If you're already earning the full employer match in your401(k), seek the shelter of a Roth.
Unlike with a 401(k), you get no tax break on the dollars you put into a Roth, but you get to withdraw all your earnings tax-free when you retire (maximum 2007 contribution: $4,000 or $5,000 if you're 50 or older; income limits apply). It's a great hedge against higher taxes in the future.
To make saving easy, open a Roth at a brokerage or mutual fund and authorize it to withdraw $333 automatically from your savings or checking account every month for a year.

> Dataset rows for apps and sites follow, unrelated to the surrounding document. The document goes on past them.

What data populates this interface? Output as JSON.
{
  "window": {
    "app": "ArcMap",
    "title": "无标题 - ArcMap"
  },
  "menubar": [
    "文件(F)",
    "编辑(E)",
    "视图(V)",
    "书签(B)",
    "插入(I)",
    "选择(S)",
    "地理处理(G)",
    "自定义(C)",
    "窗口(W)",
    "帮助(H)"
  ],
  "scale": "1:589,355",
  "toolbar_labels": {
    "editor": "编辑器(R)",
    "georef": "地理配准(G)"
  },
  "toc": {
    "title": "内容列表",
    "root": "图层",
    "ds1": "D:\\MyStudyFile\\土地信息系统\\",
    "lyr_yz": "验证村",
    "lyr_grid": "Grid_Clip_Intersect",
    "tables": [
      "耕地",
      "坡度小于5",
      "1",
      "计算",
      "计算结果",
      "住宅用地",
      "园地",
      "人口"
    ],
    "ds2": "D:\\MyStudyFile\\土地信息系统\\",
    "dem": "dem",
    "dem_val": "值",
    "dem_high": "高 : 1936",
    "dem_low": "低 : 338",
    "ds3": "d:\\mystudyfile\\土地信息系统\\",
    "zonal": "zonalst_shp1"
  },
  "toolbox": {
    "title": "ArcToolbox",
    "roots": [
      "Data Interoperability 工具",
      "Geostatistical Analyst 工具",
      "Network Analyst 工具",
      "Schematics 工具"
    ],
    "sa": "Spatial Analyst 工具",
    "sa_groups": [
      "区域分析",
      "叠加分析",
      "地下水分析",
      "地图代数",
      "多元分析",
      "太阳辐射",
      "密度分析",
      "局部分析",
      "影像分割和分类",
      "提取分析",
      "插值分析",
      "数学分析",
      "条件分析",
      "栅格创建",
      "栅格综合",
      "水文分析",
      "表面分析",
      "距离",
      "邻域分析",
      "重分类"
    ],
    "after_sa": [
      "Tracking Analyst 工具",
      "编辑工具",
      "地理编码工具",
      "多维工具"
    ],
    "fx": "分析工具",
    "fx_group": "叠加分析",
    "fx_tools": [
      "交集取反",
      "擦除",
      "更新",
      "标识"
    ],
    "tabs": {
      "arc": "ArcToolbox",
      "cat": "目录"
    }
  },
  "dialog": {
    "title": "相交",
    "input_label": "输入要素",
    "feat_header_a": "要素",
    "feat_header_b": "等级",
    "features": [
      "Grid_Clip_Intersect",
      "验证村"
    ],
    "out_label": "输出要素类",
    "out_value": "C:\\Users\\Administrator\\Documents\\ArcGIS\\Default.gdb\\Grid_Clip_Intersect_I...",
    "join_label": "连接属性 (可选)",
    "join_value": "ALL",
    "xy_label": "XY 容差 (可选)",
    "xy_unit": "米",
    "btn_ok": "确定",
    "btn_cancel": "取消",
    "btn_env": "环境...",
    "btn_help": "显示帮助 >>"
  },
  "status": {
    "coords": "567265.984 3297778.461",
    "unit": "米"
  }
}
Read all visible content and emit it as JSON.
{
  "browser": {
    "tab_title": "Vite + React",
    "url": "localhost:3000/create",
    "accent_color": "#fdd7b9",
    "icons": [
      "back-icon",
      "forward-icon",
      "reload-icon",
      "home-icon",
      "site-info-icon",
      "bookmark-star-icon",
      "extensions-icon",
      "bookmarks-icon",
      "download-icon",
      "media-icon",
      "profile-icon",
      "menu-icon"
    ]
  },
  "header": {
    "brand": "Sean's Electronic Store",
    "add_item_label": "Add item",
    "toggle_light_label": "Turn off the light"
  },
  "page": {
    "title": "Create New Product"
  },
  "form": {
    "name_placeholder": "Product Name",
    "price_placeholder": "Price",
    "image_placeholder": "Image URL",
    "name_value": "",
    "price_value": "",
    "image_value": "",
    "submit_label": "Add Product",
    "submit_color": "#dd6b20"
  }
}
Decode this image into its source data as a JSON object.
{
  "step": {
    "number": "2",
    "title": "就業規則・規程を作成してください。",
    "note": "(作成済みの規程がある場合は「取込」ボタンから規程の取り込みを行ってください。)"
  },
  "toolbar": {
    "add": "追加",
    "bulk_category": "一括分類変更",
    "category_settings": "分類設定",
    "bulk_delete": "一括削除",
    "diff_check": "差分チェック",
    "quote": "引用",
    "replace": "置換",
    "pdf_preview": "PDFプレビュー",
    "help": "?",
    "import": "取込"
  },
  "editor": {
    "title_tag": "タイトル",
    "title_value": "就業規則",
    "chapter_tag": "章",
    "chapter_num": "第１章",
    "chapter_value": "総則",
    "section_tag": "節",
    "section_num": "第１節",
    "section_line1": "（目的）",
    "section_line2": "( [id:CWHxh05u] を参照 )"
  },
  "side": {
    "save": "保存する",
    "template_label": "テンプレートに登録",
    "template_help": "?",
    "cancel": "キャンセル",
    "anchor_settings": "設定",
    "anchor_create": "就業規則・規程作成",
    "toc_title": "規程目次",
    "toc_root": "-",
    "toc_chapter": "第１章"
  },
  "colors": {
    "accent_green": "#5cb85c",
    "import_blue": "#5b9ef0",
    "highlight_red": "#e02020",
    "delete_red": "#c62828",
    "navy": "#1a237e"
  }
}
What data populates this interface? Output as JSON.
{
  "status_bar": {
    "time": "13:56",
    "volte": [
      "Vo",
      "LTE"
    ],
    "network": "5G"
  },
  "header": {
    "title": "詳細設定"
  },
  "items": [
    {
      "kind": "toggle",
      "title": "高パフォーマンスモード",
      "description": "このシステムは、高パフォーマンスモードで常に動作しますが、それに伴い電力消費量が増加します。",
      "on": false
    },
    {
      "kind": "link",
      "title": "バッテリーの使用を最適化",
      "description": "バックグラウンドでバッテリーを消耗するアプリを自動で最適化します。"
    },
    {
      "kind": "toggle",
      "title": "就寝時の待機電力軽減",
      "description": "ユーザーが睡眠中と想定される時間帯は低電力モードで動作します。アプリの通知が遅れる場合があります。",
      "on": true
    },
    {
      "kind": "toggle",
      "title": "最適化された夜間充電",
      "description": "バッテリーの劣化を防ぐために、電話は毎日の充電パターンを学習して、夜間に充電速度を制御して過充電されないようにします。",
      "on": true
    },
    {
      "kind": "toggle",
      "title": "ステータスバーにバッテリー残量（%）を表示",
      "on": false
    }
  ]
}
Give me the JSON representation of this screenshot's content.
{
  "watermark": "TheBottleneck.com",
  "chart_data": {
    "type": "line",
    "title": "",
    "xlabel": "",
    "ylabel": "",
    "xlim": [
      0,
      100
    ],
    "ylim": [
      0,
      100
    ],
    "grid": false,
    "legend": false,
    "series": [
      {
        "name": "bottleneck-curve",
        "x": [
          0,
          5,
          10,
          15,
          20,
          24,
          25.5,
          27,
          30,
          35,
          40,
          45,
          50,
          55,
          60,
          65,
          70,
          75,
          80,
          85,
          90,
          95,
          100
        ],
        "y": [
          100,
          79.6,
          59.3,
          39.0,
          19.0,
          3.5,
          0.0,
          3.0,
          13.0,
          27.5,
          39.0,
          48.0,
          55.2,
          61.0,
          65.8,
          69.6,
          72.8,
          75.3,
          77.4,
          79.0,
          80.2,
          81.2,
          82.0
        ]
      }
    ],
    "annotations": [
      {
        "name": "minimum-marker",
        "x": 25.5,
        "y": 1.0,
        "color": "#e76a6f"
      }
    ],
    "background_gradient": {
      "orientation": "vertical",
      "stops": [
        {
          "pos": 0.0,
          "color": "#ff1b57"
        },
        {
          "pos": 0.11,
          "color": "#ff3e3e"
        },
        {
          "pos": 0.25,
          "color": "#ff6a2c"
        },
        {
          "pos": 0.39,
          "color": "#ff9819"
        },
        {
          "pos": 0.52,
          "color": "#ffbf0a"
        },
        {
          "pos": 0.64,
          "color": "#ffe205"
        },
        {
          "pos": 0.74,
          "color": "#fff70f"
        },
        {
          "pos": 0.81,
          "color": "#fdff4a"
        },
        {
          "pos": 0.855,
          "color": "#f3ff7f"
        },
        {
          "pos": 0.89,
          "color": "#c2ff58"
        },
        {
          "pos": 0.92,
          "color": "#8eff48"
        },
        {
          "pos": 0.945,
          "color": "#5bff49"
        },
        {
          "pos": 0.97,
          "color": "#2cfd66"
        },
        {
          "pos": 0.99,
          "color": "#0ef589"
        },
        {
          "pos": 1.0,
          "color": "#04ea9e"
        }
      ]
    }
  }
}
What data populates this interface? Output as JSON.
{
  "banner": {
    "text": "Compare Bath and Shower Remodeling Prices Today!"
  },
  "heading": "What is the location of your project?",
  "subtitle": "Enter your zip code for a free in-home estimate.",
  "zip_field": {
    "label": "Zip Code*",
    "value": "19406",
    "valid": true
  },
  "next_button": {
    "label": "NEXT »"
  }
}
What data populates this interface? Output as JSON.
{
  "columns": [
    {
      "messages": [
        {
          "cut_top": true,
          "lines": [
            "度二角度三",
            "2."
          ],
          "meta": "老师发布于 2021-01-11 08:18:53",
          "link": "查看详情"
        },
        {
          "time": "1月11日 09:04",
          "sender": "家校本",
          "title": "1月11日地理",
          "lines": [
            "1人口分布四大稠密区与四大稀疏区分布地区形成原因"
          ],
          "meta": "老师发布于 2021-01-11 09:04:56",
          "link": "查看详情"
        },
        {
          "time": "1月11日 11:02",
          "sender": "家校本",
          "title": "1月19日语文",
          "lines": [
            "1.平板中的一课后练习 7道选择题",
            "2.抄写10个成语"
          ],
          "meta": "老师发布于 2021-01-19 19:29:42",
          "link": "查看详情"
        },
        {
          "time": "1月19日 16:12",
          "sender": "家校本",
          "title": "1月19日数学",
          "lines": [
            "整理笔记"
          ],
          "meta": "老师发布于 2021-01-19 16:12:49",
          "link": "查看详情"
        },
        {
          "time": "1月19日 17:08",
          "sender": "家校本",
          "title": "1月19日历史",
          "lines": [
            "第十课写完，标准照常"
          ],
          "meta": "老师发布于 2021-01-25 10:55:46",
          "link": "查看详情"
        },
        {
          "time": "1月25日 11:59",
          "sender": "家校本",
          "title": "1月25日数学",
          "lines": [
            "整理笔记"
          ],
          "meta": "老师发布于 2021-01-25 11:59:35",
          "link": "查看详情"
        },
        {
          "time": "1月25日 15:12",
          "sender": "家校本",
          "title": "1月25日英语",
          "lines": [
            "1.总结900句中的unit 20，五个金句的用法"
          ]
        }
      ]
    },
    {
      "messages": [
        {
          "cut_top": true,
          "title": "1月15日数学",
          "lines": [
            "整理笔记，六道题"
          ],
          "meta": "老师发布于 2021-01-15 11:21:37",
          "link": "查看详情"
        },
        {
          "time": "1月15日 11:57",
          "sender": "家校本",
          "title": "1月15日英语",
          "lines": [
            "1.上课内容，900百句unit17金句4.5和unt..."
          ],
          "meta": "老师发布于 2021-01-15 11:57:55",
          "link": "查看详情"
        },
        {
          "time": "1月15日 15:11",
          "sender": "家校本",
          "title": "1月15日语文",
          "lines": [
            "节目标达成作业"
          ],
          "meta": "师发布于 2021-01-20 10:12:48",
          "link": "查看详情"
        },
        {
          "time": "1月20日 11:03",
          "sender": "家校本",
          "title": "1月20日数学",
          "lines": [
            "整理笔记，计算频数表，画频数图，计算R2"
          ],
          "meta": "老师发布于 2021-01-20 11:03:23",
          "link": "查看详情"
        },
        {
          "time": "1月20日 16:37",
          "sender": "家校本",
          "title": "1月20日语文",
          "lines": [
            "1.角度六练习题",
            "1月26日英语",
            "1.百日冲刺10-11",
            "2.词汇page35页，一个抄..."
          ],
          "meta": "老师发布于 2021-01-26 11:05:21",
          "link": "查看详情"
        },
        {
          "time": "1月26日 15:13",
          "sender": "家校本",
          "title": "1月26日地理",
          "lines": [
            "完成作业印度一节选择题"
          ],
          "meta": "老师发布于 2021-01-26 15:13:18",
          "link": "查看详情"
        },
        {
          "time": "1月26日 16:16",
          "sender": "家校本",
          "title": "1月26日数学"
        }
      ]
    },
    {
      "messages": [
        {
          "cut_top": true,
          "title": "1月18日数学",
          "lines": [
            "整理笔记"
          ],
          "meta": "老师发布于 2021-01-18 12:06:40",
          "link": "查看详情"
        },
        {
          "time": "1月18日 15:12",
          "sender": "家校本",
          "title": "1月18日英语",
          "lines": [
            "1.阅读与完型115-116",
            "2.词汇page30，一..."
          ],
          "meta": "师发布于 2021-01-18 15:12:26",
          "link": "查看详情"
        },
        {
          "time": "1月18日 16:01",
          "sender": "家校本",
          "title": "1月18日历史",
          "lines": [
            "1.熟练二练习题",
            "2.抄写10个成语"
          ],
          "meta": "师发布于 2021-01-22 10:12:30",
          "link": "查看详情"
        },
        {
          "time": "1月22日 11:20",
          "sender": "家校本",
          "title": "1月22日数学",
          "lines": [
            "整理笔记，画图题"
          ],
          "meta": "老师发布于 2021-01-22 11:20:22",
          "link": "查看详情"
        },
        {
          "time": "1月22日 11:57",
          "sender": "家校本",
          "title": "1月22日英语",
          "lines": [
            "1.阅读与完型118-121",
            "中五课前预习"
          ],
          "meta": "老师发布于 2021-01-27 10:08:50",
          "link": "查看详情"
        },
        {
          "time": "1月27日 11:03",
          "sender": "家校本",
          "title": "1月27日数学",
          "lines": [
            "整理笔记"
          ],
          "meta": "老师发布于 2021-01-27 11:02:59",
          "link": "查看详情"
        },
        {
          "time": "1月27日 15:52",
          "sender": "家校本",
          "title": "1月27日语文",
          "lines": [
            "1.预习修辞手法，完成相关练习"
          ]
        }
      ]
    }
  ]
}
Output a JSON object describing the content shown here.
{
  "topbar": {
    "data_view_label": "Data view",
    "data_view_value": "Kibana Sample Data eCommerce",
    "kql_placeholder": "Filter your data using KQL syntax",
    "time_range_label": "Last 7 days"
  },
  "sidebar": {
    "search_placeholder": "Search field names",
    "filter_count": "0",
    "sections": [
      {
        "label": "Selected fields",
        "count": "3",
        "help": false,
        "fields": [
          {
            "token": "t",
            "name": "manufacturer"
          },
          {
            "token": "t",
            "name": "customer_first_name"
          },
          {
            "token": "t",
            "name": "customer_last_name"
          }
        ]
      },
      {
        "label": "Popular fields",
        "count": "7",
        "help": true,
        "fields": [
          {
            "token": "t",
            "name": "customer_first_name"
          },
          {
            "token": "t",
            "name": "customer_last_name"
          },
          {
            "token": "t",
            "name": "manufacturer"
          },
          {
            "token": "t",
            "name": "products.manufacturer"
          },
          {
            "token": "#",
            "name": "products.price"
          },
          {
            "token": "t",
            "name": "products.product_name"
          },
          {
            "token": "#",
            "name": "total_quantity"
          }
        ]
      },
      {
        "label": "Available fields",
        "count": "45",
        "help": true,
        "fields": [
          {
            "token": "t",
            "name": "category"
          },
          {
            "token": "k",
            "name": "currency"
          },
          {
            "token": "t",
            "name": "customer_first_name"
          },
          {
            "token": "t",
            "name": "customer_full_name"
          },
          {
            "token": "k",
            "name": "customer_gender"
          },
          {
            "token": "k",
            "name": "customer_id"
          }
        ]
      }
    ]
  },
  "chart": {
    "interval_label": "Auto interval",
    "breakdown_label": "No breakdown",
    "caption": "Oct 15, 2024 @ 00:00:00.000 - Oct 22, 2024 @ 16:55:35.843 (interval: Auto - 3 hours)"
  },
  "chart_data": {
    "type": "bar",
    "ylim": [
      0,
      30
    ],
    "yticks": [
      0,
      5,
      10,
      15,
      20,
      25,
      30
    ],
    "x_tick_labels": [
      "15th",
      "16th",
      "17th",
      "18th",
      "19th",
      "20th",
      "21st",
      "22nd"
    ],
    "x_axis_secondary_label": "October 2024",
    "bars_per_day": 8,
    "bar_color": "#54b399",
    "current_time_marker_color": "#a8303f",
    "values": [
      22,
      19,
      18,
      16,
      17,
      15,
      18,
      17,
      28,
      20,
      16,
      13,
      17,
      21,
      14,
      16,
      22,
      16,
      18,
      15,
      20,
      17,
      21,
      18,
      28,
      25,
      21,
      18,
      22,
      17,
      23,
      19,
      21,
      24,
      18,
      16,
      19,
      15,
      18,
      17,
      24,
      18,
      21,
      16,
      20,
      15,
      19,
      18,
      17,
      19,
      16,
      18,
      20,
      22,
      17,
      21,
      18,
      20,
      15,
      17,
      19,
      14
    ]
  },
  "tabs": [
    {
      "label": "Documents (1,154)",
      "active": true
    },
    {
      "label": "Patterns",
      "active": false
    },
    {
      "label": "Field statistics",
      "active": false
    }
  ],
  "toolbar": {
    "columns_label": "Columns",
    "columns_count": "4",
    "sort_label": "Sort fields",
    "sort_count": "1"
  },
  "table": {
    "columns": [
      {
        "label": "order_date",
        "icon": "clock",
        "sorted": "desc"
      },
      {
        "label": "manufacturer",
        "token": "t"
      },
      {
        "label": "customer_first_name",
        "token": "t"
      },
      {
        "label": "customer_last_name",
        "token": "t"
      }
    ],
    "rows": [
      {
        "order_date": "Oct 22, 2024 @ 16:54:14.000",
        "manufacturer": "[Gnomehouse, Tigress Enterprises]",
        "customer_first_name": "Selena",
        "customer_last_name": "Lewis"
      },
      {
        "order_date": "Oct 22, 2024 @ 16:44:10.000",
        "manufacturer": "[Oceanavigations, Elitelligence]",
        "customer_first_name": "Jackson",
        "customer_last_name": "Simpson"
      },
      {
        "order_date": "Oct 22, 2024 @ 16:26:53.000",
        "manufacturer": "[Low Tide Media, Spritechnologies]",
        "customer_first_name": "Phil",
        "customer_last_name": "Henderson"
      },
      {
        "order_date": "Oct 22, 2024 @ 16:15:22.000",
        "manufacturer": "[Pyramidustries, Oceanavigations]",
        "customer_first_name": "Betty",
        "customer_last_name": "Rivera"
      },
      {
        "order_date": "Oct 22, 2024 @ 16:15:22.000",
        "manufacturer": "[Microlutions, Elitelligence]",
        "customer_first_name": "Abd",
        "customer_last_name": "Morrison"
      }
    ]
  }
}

$4,000 in a Roth today equals $18,644 in 20 years (assuming an 8 percent annual return).